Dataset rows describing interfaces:
———
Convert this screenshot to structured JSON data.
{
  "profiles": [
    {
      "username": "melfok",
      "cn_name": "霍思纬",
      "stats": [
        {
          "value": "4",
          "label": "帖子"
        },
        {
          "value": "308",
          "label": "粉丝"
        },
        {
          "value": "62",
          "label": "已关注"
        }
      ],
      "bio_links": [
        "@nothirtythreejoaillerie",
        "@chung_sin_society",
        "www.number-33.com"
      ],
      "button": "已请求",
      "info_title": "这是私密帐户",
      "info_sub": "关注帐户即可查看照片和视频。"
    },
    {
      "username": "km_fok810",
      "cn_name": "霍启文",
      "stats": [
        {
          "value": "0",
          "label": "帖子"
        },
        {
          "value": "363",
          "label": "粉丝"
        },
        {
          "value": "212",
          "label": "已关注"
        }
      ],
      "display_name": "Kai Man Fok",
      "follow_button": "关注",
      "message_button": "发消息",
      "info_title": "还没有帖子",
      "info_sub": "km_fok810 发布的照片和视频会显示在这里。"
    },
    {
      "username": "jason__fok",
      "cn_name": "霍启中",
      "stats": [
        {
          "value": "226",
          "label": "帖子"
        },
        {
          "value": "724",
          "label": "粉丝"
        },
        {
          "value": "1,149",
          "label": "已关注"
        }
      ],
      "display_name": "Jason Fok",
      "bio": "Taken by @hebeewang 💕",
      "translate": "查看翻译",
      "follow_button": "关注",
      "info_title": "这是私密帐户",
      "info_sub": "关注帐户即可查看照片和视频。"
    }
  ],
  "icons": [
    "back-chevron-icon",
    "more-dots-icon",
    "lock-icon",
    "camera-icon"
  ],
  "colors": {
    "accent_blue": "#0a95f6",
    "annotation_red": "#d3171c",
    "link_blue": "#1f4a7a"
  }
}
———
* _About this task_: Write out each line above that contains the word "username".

* _Answer to this problem_:
      "username": "melfok",
      "username": "km_fok810",
      "username": "jason__fok",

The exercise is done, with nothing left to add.